Entries from a dataset of interfaces
● ● ●

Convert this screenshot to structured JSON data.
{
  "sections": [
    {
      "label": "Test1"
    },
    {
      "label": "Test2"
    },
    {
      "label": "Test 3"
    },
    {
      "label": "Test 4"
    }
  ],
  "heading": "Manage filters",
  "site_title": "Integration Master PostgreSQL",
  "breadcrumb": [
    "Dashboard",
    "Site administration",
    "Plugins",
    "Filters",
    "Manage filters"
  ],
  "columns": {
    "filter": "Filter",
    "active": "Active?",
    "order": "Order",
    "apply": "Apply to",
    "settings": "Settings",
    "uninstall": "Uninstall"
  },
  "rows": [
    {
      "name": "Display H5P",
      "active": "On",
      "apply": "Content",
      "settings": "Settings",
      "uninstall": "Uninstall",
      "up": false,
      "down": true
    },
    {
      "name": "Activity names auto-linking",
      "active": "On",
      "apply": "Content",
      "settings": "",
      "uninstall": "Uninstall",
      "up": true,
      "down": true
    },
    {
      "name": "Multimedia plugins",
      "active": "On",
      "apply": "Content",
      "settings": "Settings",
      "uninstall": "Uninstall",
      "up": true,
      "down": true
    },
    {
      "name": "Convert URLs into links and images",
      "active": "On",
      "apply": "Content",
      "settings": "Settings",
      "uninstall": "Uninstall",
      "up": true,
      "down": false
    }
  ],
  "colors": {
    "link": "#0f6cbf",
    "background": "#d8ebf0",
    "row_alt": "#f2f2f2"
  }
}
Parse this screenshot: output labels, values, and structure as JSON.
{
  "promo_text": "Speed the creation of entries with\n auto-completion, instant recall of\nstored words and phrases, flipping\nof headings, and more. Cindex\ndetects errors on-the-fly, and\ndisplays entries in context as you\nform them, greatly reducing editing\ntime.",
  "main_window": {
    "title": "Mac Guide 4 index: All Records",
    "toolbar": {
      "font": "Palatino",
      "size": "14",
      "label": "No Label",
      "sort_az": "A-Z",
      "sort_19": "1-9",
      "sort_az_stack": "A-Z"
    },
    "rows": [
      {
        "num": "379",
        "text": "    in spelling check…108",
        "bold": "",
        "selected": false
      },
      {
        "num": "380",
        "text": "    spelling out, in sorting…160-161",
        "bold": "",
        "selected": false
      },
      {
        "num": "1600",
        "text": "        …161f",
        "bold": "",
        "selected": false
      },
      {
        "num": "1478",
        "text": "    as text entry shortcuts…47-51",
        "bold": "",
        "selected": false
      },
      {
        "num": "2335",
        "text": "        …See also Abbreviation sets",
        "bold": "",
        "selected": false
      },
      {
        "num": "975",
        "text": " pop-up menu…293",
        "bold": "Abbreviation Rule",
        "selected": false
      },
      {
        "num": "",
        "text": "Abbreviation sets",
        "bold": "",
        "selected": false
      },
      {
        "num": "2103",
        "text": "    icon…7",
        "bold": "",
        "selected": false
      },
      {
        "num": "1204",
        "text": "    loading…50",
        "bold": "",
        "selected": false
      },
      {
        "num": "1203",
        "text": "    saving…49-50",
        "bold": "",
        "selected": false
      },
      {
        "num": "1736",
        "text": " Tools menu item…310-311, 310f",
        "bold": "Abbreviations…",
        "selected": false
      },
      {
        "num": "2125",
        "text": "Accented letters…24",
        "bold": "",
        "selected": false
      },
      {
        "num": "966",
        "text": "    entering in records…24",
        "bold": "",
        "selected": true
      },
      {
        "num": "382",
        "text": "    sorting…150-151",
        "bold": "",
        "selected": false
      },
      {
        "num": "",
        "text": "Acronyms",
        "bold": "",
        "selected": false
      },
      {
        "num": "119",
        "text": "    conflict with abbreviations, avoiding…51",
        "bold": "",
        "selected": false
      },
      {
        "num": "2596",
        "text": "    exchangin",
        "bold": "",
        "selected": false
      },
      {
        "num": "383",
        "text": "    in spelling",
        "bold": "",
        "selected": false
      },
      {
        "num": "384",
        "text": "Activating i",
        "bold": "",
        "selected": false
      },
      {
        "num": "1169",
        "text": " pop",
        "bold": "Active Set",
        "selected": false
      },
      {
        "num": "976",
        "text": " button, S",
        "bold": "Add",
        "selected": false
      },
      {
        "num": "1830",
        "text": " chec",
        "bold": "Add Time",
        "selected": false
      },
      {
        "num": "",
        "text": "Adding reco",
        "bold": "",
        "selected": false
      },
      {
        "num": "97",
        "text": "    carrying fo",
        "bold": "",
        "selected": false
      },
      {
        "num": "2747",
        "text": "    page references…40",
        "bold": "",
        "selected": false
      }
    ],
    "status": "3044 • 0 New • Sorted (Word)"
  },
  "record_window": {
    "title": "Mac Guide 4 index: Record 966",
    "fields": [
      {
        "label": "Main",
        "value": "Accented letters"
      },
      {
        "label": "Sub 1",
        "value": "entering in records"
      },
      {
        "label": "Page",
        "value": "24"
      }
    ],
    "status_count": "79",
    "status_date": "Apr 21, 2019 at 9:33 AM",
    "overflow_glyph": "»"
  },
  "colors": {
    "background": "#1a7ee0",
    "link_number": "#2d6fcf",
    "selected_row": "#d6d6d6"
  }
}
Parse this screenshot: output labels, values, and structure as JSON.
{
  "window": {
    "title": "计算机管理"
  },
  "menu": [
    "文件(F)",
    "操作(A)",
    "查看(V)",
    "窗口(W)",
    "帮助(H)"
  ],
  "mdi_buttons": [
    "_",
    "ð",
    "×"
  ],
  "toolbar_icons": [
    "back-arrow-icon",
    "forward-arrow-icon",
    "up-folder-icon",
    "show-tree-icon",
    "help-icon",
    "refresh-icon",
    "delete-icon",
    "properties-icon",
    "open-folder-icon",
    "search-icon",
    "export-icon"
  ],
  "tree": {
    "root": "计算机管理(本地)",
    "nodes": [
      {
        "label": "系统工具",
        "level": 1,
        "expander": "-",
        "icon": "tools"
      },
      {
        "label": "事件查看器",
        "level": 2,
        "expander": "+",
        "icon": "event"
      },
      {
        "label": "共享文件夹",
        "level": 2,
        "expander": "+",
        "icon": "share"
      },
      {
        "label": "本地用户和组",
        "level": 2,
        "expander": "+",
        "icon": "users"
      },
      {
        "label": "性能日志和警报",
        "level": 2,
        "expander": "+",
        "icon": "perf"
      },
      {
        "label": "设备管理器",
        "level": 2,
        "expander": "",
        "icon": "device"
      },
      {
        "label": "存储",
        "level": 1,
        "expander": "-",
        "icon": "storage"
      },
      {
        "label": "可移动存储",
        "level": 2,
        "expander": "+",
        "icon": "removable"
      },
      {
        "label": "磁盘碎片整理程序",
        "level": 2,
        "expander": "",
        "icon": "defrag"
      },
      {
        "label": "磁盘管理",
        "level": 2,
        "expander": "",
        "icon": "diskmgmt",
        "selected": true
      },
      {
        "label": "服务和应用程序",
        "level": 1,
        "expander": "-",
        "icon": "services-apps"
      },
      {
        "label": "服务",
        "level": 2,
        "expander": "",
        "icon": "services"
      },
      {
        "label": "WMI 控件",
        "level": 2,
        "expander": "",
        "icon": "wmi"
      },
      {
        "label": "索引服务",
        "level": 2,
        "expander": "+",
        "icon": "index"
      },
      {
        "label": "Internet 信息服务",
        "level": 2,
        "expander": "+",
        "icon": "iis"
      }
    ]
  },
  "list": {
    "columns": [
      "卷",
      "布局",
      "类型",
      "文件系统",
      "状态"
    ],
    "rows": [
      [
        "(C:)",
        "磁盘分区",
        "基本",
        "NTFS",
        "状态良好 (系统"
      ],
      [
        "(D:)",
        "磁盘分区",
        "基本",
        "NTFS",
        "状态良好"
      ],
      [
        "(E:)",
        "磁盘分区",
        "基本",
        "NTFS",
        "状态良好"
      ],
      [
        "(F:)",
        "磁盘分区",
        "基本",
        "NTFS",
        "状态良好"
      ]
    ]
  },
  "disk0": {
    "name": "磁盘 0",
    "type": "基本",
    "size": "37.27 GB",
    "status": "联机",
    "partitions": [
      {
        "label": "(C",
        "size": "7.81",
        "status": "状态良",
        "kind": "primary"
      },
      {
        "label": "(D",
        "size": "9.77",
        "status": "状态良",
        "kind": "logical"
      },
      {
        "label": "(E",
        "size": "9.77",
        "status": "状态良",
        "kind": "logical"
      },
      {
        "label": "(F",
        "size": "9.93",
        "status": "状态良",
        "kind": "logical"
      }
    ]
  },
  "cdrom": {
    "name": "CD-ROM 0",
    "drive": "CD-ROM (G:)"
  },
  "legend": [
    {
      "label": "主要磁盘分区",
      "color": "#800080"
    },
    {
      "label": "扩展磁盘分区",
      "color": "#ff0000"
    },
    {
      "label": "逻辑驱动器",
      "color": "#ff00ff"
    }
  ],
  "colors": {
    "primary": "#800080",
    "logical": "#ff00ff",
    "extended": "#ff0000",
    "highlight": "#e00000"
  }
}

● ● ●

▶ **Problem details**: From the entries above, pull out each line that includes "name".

▶ **Finished task**:
      "name": "Display H5P",
      "name": "Activity names auto-linking",
      "name": "Multimedia plugins",
      "name": "Convert URLs into links and images",
    "name": "磁盘 0",
    "name": "CD-ROM 0",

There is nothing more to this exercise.